dcsimg

A guide to credit card balance transfers

By , CardRatings contributor
  • Google +
  • Twitter
  • Facebook
credit card balance transfers

Many savvy consumers try to avoid paying interest on credit card debt by taking advantage of 0 percent balance transfer credit cards, but the decision to make the transfer requires careful reading of the balance-transfer offer and consideration of the impact on your credit score.

Credit card balance transfer offers

Consumers should start by reading the details of any balance transfer offer, focusing on four key elements:

  1. Interest rate charged on the transferred balance.
  2. Length of introductory rate.
  3. Balance transfer fee.
  4. Interest rate on the balance after the introductory period ends.

Comparing these four factors is vital to choosing the best balance transfer offer. For example, if the credit card company is charging 5 percent of the balance as a fee, that may offset any savings gained from the reduction in the interest payment.

Borrowers who may still be making payments on their debt after the introductory period should be sure the interest rate will not rise above the rate of the card they plan on replacing after the introductory period is exhausted.

Once you've found what you think is the best credit card balance transfer offer for you, check discussion forums to get feedback from other consumers.

Balance transfer impact on your credit score

MyFICO.com recommends paying off debt rather than shifting it, but a credit card balance transfer is not necessarily a bad thing. If you can reduce your debt faster with a zero balance transfer credit card, you can improve your credit score.

MyFICO.com also recommends keeping unused credit card accounts open. Once you have transferred the balance or paid off a card in full, avoid using the card and getting deeper into debt, but don't close the account.

Balance transfer disadvantages

Moving debt from one card to another, even if you reduce your interest rate, is not always the best plan. If you lack self-discipline, a balance transfer to a new credit card can result in more credit card debt. The danger comes when you realize that you now have plenty of available credit on one card once you have transferred the balance to another, and ring up additional purchases. You may also be tempted to use the new card for additional purchases, not remembering that the interest rates for purchases will be greater than zero.

Used carefully, credit card balance transfer offers can be a valuable financial tool in the quest to get out of debt.

0 Responses to "A guide to credit card balance transfers"

No Comments

Leave a Comment
 
 
 
About Our Ratings ×

Our editors rate credit cards objectively based on the features the credit card offers consumers, the fees and interest rates, and how a credit card compares with other cards in its category. Ratings vary by category, and the same card may receive a certain number of stars in one category and a higher or lower number in another.

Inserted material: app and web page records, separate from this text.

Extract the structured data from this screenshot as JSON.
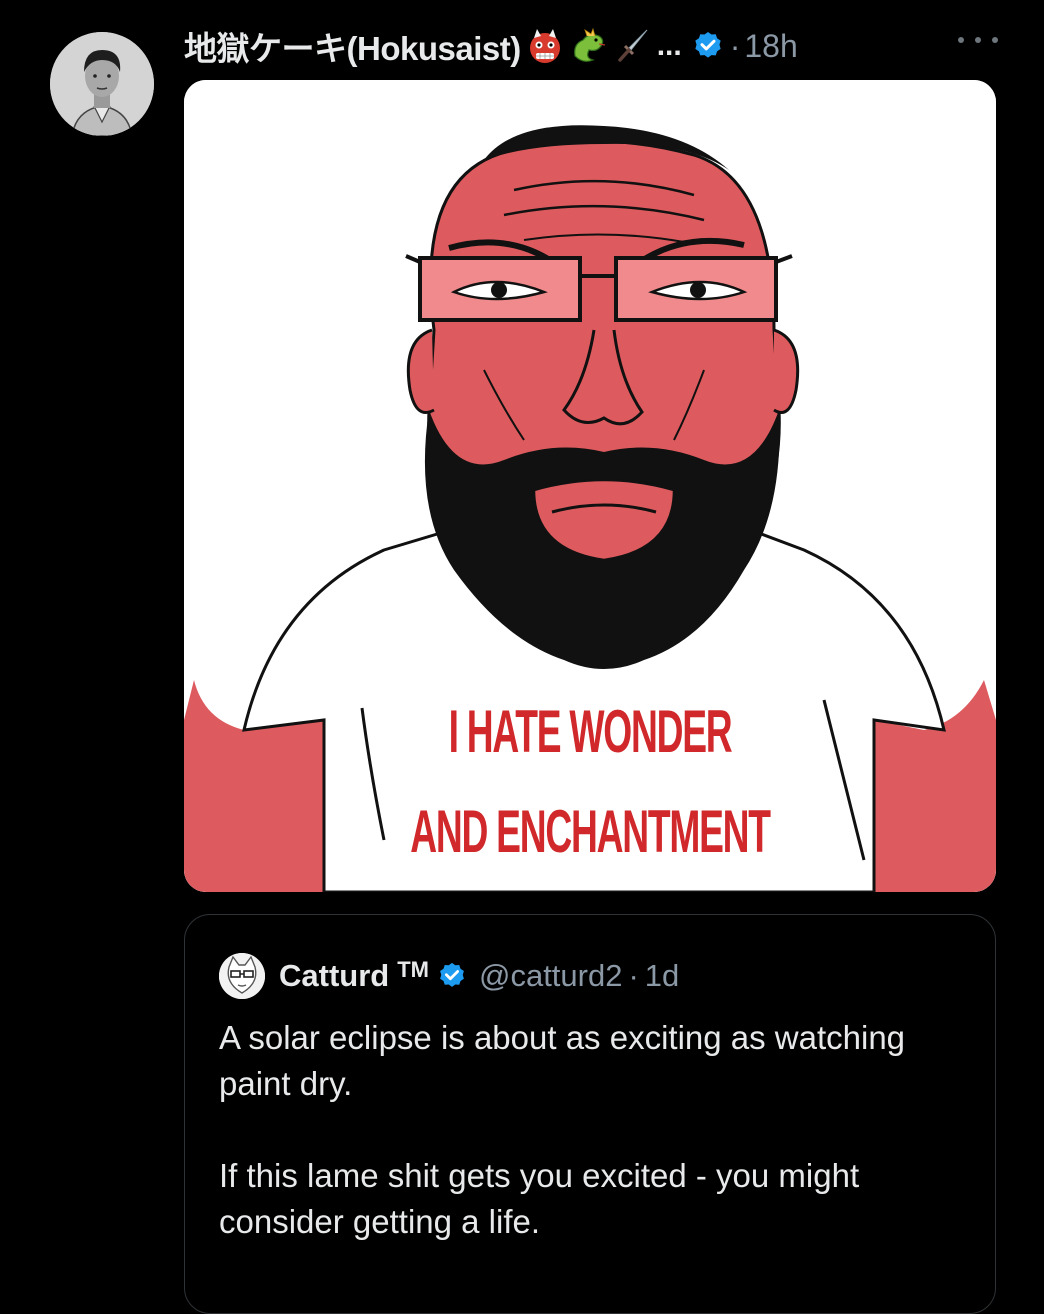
{
  "tweet": {
    "author": {
      "display_name": "地獄ケーキ(Hokusaist)",
      "name_emojis": [
        "ogre-emoji",
        "dragon-emoji",
        "dagger-emoji"
      ],
      "name_overflow": "...",
      "verified": true,
      "avatar": "black-and-white-portrait"
    },
    "separator": "·",
    "timestamp": "18h",
    "more_icon": "more-dots-icon",
    "media": {
      "shirt_text_line_1": "I HATE WONDER",
      "shirt_text_line_2": "AND ENCHANTMENT"
    },
    "quoted_tweet": {
      "display_name": "Catturd",
      "trademark": "TM",
      "verified": true,
      "handle": "@catturd2",
      "separator": "·",
      "timestamp": "1d",
      "text_paragraph_1": "A solar eclipse is about as exciting as watching paint dry.",
      "text_paragraph_2": "If this lame shit gets you excited - you might consider getting a life."
    }
  },
  "colors": {
    "background": "#000000",
    "primary_text": "#e7e9ea",
    "secondary_text": "#8b98a5",
    "verified_blue": "#1d9bf0",
    "border": "#2f3336",
    "meme_skin": "#dd5b5e",
    "meme_text_red": "#d0282b"
  }
}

The ratings are the expert opinion of our editors, and not influenced by any remuneration this site may receive from card issuers.

Advertisers in our database are highlighted, and advertisements include an option to apply using links on our site. CardRatings.com may be compensated by companies mentioned on the site when a user's application is accepted or approved by such companies.

How do your cards stack up?

Compare your card starting here

NEXT »

Featured Partner Cards

loading